- Derived data is data about you that is derived from all the other data. For example, if 80 percent of your friends self-identify as gay, you’re likely gay yourself.
Why is this important? Because in order to develop ways to control the data we distribute in the cloud we need to first classify precisely the different types of data and their relational position within our digital footprint and the surrounding ecology. Disclosed data is of different value to Behavioral or Derived data, and most people will likely value their individual content such as pictures and posts much more than the aggregated patterns sucked out of their footprint by a social network site’s algorithms. Much to think about here.

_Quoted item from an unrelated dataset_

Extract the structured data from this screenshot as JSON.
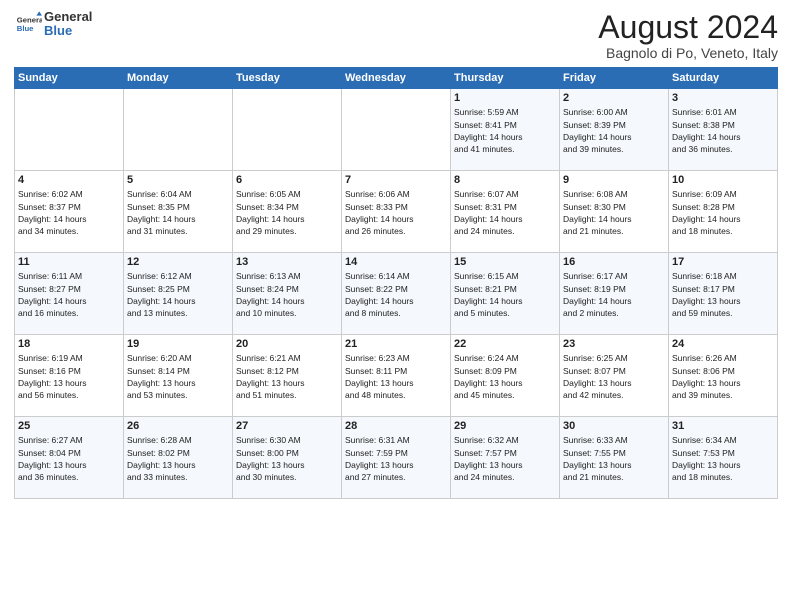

Charlie Stross has a great piece on his site commenting Apple’s strategy with the iPad and Steve Jobs’s vicious antipathy towards any cross-platform apps not originating from Apple. Plenty of material to discuss there, but for me the interesting part is  the notion that cloud computing is going to displace the PC in a controlled walled-garden way. By walled-garden I mean a total-control platform like iTunes – or anything else from that nightmarish company for that matter. I suspect that Stross is right, at least when it comes to Apple – their strategy after all is easy to deduce, but I just don’t see how walled-garden platform is going to dominate the cloud-space when you consider the relentless pressure for interoperability applied by a constantly emerging market. One could argue that Microsoft’s success with the PC platform has been solely due to their complete openness to hardware and third-party soft. Google seem to go down a similar path and if anything it is their already developing cloud platform that would probably dominate the early decade of cloud computing. Stross sums it up nicely:
‘Because you won’t have a “computer” in the current sense of the word. You’ll just be surrounded by a swarm of devices that give you access to your data whenever and however you need it.’
Apple’s and their ilk ‘success’ would be to maintain the cult by porting to a cloud platform, but the sheer necessity of total interoperability related to broad market penetration will prevent them from dominating the cloud. Finally, the comparison between Apple and BMW/Mercedes ‘high-end’ cars doesn’t work for me – I see Jobs’s cult as a Saab.
John Battelle’s Signal Weds: My Location Is A Box of Cereal on location based services.
““Where I am” is a powerful signal, in particular if where you are is a local business that might answer that signal with an offer that engenders loyalty, purchase, or both.
But I’m starting to think that we need to expand the concept of location to more than physical spaces. Why can’t I check-in to a website? An article? A state of mind? An emotion? Or…an object?”